Getting Tough With Pakistan Will Help Salvage Afghanistan
I’ve spent a lot of time on this blog about Afghanistan and Pakistan…so much time, in fact, that I sometimes think I’ve exhausted everything I have to say about the subject. But my focus on Afghanistan and Pakistan has always remained consistent over the past year, the main one being that both nations are crucial to America’s counterterrorism efforts. And both countries, by the way, have taken on such an importance to U.S. foreign policy that the last two administrations have spent enormous amounts of presidential resources on Afghan and Pakistani relations.
But my lack of clarity and my writer’s block on “AfPak” quickly disappears when I hear the same old questions being asked in the press. Why is the U.S. in Afghanistan? Why is NATO struggling to defeat the Taliban? Why is the insurgency spreading despite thousands of American troops on the ground? And why is Osama bin-Laden still at large, sitting in a cave somewhere after close to a decade of being America’s number one enemy?
All the questions may be different in some capacity, and some are actually reminiscent of doubts Americans had before September 11. But even with these supposed differences, the answer comes back to a single country that has yet to show its full capacity, but could improve the situation remarkably if they decided to cooperate in a wholehearted way. That nation is Pakistan.
The United States and NATO will be hard-pressed to achieve anything in Afghanistan if Pakistan’s security services refuses to get on board with what Washington is trying to accomplish. In fact, Pakistan’s unhelpful behavior over the last nine years is the major reason why the U.S. and its allies are fairing badly in southern Afghanistan today. Of course, this is not the only reason; a faulty war plan and an artificial timetable for withdrawal also make the job of securing Afghanistan that much more difficult (the Taliban can basically pack it in and lay low until July of next year, when the coalition pulls out).
Yet even with these mistakes (which are of America’s doing), you have to wonder if the war would be going as badly today if the Pakistanis were embracing the same strategy as the Americans.
But the causes behind Pakistan’s floundering are well known. Like the Taliban, the Pakistani Government is planning for an Afghanistan that is largely free of American (and western) influence, and the best way to do that is by solidifying a partnership with a group that has the strength and appeal to help them achieve their objectives. Islamabad is looking towards the future and trying to determine what the best course of action in order to suit their own security interests in a post-American Afghanistan. Virtually everyone in the region, from the mullahs of Tehran to the Chinese, is expecting the United States to leave the region next summer, consistent with Obama’s stated timeline. So it shouldn’t come as a shock that Pakistan is trying to get a head start over other powers in South Asia, even if this means pursuing a policy that is contradictory to America’s current position.
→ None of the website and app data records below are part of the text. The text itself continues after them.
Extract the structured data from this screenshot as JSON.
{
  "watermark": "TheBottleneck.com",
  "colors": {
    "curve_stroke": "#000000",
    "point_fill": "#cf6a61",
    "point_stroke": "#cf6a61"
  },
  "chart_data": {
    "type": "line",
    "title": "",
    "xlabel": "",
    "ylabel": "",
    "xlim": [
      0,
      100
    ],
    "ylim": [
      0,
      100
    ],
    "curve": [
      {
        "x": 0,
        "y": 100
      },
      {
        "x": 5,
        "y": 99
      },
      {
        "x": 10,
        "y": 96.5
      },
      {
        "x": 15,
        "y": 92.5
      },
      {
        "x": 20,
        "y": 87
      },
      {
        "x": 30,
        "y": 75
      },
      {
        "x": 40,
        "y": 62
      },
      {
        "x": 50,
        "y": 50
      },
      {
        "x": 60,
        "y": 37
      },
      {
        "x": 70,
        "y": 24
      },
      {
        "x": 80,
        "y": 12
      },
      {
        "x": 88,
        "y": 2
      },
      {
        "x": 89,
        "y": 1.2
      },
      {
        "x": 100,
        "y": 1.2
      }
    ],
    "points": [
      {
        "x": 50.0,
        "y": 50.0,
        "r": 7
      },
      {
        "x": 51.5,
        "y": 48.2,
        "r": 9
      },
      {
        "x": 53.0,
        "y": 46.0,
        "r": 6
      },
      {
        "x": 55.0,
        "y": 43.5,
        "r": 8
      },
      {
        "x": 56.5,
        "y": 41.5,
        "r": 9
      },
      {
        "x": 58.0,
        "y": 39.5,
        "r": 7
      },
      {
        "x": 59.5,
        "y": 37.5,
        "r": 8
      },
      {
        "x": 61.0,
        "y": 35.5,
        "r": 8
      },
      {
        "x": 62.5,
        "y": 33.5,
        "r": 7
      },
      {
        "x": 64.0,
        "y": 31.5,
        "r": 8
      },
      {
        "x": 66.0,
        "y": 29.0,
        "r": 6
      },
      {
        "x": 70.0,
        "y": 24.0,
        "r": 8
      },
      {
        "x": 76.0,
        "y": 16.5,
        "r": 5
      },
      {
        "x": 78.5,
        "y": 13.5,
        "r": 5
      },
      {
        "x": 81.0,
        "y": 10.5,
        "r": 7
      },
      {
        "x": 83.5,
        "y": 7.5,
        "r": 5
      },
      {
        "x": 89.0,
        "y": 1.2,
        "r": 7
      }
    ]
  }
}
Today, the Taliban Movement is Pakistan’s number-one partner in Afghanistan, and historically, it has been Pakistan’s most reliable partner for the last decade and a half. Speculation aside, chances are that the Taliban would have probably died out by now if it wasn’t for the billions of dollars in military assistance that Pakistan’s gave them over the last 15-odd years. Taliban fighters have always been perceived by the Pakistani Military as a proxy force against foreign entities inside Afghanistan, as well as a hedge against an expanding Indian presence.
The sad part is that everyone pretty much knows this already, yet are still scared to admit that the situation in Afghanistan will stay the same unless Pakistan’s grievances are met.
So what can the U.S. do to reverse the tide and possibly gain Pakistan’s valuable support? Given Pakistan’s paranoia over anything Indian, the logical answer would be an American led initiative to roll back Indian influence inside Afghanistan. But it’s quite obvious that India wouldn’t accept such a proposal (would you!). Plus, India is one of America’s closest allies in South Asia, so the idea that the United States would jeopardize this relationship by asking the Indians to limit their freedom of movement is probably far-fetched anyway.
The only answer I see that could convince the Pakistanis to cooperate in Afghanistan (and against terrorism in general) is by threatening to sever (or actually severing) American military support to the regime. Islamabad is dependent on Washington for billions in military and civilian aid, the latest being a $7.5 billion American-led initiative to strengthen Pakistan’s educational system and basic infrastructure. Some see this money as a waste, but it could be turned into an opportunity for the U.S. if utilized correctly. Nothing exerts pressure over an ally than the diversion of money. Maybe its time to give the Pakistanis an ultimatum; help us achieve a somewhat stable, Al’Qaeda-free buffer zone in Afghanistan or risk losing American protection.
Is this a politically viable proposal? Considering the current atmosphere on Capital Hill, probably not. I’m guessing that no representative or senator wants to endorse a major reversal in policy ahead of the midterm elections. But what other solution is there? I’m open for suggestions, and so is the White House.
-Daniel R. DePetris
**Comments courtesy of Peter Feaver at FP.com**